*** Begin section ***

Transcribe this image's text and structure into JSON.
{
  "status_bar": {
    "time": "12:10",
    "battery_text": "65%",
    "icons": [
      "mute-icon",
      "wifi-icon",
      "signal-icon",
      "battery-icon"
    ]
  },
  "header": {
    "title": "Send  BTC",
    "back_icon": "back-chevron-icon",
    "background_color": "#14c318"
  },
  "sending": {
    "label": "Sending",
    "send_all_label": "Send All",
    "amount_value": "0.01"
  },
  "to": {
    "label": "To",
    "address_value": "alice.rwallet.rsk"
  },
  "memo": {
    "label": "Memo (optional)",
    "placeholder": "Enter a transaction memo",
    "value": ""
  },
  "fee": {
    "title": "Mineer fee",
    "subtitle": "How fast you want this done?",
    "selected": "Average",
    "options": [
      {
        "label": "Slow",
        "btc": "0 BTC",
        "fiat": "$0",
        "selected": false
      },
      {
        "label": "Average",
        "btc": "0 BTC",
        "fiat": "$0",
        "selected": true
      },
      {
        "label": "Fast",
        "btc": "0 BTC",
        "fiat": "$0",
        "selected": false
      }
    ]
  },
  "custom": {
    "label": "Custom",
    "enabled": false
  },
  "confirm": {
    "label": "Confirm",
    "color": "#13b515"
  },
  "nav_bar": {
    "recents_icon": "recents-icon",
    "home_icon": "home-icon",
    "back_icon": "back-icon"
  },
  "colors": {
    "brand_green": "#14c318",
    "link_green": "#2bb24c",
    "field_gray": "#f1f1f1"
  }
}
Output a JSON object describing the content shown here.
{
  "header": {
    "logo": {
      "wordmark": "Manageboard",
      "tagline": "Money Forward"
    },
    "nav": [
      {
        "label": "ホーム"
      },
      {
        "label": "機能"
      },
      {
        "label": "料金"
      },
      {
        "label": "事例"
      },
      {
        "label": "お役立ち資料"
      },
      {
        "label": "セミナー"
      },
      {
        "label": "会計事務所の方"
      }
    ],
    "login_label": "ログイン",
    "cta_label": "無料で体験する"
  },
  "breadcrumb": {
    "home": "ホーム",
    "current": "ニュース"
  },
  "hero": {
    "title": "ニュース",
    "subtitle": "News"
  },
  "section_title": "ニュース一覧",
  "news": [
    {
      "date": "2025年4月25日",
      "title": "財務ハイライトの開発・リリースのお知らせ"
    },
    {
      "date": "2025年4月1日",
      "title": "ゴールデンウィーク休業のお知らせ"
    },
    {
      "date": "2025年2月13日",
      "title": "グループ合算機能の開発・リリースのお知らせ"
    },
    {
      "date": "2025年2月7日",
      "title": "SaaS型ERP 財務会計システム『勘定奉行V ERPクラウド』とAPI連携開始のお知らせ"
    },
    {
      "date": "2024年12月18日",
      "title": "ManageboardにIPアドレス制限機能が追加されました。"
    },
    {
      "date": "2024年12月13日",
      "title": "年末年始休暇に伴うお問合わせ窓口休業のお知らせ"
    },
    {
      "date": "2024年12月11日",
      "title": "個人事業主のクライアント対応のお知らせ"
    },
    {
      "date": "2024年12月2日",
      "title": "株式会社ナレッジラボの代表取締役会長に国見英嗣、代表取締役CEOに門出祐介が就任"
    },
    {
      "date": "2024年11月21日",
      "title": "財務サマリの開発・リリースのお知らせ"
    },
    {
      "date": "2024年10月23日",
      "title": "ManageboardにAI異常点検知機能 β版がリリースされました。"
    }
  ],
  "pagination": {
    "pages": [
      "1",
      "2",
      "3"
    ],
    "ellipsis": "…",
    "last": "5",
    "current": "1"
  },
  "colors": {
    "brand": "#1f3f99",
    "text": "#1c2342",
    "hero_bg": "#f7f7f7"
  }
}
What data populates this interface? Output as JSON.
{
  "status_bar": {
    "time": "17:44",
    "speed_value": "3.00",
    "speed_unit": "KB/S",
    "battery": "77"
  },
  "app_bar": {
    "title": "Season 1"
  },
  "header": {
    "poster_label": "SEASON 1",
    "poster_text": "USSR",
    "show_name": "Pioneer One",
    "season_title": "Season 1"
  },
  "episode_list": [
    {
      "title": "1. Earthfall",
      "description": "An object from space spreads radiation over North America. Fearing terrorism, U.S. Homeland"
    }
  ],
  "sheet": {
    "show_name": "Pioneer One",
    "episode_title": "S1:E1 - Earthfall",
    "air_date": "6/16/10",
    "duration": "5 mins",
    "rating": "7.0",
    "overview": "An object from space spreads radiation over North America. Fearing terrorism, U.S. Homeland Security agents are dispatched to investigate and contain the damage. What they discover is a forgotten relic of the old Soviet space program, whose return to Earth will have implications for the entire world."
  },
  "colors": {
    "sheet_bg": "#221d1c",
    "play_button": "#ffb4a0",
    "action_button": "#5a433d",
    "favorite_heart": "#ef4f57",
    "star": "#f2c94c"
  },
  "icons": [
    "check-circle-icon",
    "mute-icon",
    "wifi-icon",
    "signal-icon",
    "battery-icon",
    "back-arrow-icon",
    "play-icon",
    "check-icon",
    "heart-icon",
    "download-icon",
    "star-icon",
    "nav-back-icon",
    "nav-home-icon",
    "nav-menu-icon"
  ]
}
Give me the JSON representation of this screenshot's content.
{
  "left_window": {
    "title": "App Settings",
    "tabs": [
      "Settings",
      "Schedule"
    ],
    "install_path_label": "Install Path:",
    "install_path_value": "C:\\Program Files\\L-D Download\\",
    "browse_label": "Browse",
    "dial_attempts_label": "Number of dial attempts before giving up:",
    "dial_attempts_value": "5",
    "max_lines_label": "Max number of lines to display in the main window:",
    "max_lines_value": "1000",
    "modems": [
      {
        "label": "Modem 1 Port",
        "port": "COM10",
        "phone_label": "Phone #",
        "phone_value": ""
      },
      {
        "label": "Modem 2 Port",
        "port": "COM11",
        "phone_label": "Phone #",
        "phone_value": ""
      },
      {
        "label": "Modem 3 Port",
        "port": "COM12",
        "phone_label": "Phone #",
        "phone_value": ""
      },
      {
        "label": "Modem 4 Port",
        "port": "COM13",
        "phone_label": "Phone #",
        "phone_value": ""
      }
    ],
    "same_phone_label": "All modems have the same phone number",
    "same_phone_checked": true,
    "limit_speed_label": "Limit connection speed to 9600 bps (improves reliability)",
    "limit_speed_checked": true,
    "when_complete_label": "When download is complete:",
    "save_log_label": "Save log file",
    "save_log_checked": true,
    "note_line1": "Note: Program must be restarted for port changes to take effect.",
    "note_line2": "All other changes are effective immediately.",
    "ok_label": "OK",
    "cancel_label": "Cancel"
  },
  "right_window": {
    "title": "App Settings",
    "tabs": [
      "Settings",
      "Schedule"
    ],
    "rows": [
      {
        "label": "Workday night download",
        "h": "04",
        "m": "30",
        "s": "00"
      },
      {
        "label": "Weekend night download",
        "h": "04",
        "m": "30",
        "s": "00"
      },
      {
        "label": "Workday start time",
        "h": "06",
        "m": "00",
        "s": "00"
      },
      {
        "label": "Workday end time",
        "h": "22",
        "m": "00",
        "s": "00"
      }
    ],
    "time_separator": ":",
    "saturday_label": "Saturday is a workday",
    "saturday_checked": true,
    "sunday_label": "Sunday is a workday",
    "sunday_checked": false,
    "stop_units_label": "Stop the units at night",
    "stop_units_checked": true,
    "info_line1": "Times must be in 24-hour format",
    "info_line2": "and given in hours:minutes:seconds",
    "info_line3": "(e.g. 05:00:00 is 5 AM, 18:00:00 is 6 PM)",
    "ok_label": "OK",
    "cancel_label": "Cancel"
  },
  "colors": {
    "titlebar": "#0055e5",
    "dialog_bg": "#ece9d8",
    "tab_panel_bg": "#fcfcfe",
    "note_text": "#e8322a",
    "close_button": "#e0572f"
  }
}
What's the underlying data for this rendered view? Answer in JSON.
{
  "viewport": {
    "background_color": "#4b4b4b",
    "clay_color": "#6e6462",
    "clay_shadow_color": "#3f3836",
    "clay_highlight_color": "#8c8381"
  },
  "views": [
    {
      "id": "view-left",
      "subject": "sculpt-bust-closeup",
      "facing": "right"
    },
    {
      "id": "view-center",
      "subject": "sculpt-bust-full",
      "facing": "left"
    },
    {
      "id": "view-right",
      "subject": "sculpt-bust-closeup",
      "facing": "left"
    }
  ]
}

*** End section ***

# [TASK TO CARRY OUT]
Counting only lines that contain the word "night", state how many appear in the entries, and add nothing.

# [ANSWER FOR THE TASK]
3